Work order: Find the string "name" in the records. Copy every line it appears in.

Items from an interface collection:
________________________

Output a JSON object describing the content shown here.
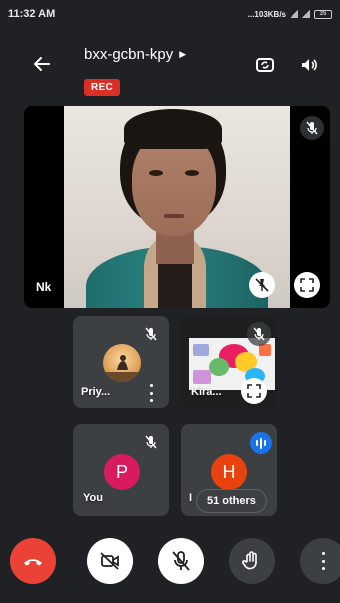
{
  "status_bar": {
    "time": "11:32 AM",
    "net_speed": "...103KB/s",
    "battery": "35"
  },
  "meeting": {
    "code": "bxx-gcbn-kpy",
    "rec_label": "REC"
  },
  "main_participant": {
    "name": "Nk"
  },
  "participants": [
    {
      "name": "Priy...",
      "type": "image-avatar"
    },
    {
      "name": "Kira...",
      "type": "screen-share"
    },
    {
      "name": "You",
      "initial": "P",
      "avatar_color": "#d81b60"
    },
    {
      "name": "I",
      "initial": "H",
      "avatar_color": "#e8430e"
    }
  ],
  "others": {
    "label": "51 others"
  },
  "controls": {
    "end_call": "end-call-icon",
    "camera": "camera-off-icon",
    "mic": "mic-off-icon",
    "hand": "raise-hand-icon",
    "more": "more-options-icon"
  },
  "colors": {
    "rec": "#d93025",
    "end_call": "#ea4335",
    "speaking": "#1a73e8"
  }
}
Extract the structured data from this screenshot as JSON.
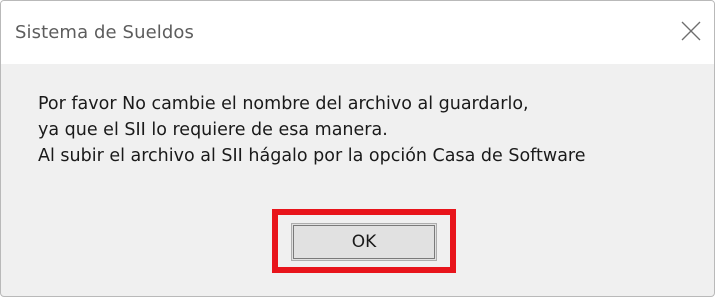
{
  "window": {
    "title": "Sistema de Sueldos",
    "close_icon": "close-icon"
  },
  "message": {
    "lines": [
      "Por favor No cambie el nombre del archivo al guardarlo,",
      "ya que el SII lo requiere de esa manera.",
      "Al subir el archivo al SII hágalo por la opción Casa de Software"
    ]
  },
  "buttons": {
    "ok_label": "OK"
  },
  "colors": {
    "highlight": "#e8141b",
    "dialog_bg": "#f0f0f0",
    "titlebar_bg": "#ffffff"
  }
}
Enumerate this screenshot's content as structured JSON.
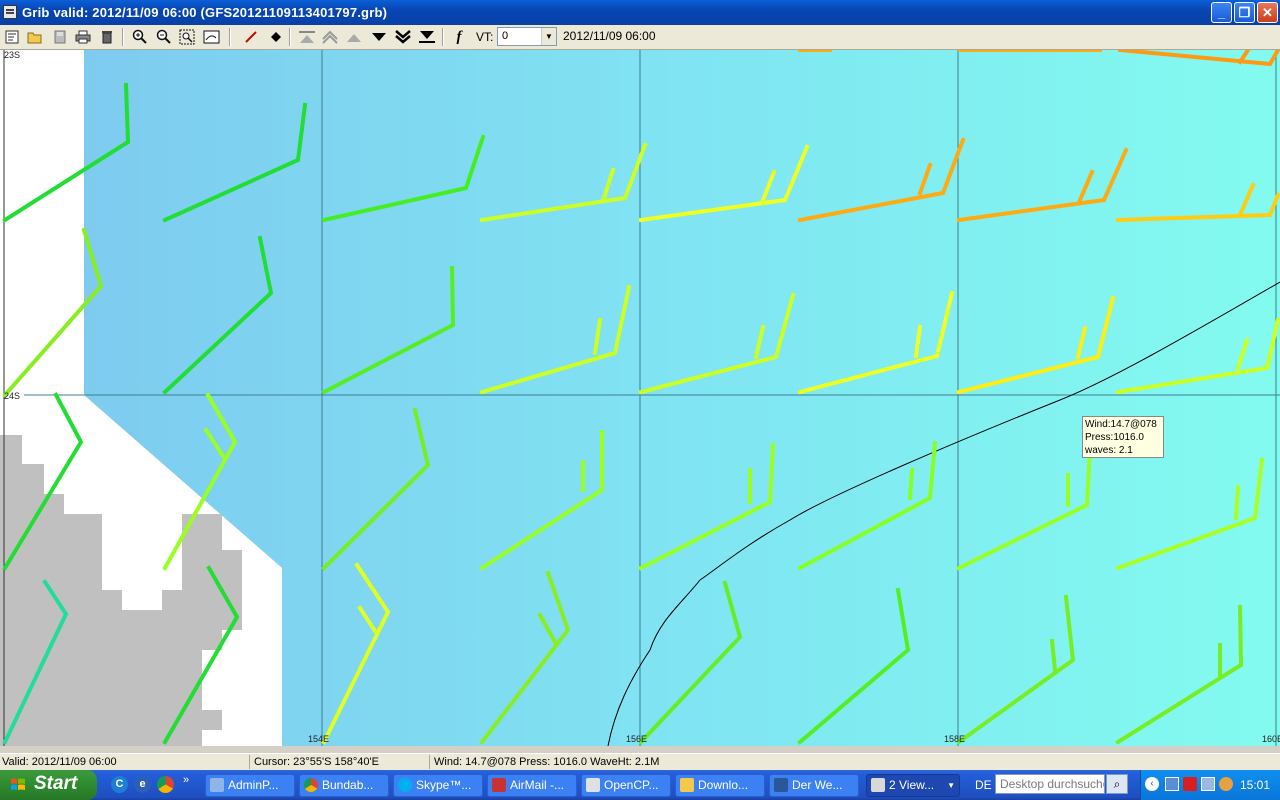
{
  "window": {
    "title": "Grib valid: 2012/11/09 06:00 (GFS20121109113401797.grb)",
    "minimize": "_",
    "maximize": "❐",
    "close": "✕"
  },
  "toolbar": {
    "vt_label": "VT:",
    "vt_value": "0",
    "vt_time": "2012/11/09 06:00"
  },
  "map": {
    "lat_labels": [
      "23S",
      "24S"
    ],
    "lon_labels": [
      "154E",
      "156E",
      "158E",
      "160E"
    ],
    "tooltip": {
      "wind": "Wind:14.7@078",
      "press": "Press:1016.0",
      "waves": "waves: 2.1"
    }
  },
  "statusbar": {
    "valid": "Valid: 2012/11/09 06:00",
    "cursor": "Cursor: 23°55'S  158°40'E",
    "readout": "Wind: 14.7@078  Press: 1016.0  WaveHt:  2.1M"
  },
  "taskbar": {
    "start": "Start",
    "tasks": [
      {
        "label": "AdminP..."
      },
      {
        "label": "Bundab..."
      },
      {
        "label": "Skype™..."
      },
      {
        "label": "AirMail -..."
      },
      {
        "label": "OpenCP..."
      },
      {
        "label": "Downlo..."
      },
      {
        "label": "Der We..."
      },
      {
        "label": "2 View..."
      }
    ],
    "language": "DE",
    "search_placeholder": "Desktop durchsuchen",
    "clock": "15:01"
  }
}
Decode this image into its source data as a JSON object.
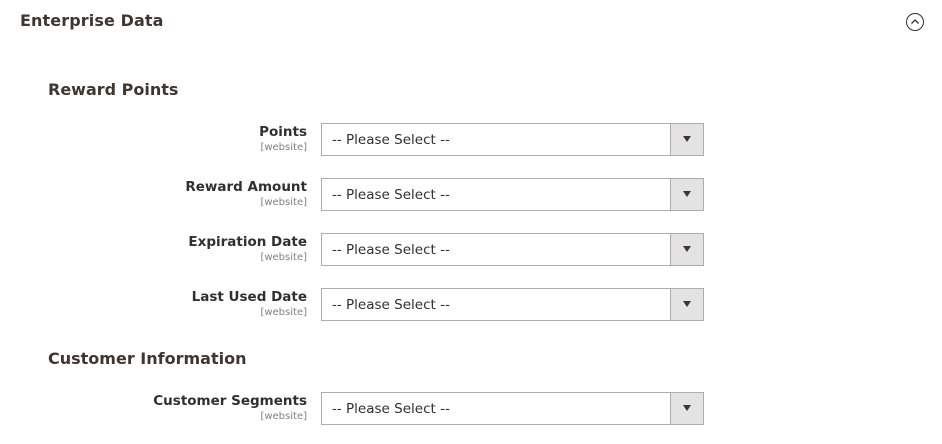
{
  "section": {
    "title": "Enterprise Data",
    "collapse_icon": "chevron-up-circle-icon"
  },
  "groups": [
    {
      "title": "Reward Points",
      "fields": [
        {
          "label": "Points",
          "scope": "[website]",
          "value": "-- Please Select --"
        },
        {
          "label": "Reward Amount",
          "scope": "[website]",
          "value": "-- Please Select --"
        },
        {
          "label": "Expiration Date",
          "scope": "[website]",
          "value": "-- Please Select --"
        },
        {
          "label": "Last Used Date",
          "scope": "[website]",
          "value": "-- Please Select --"
        }
      ]
    },
    {
      "title": "Customer Information",
      "fields": [
        {
          "label": "Customer Segments",
          "scope": "[website]",
          "value": "-- Please Select --"
        }
      ]
    }
  ],
  "colors": {
    "title_text": "#41362f",
    "label_text": "#303030",
    "scope_text": "#808080",
    "select_border": "#adadad",
    "arrow_button_bg": "#e3e3e3"
  },
  "icons": {
    "dropdown_arrow": "triangle-down-icon"
  }
}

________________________

Exercise answer:
    "name": "Nk"
      "name": "Priy...",
      "name": "Kira...",
      "name": "You",
      "name": "I",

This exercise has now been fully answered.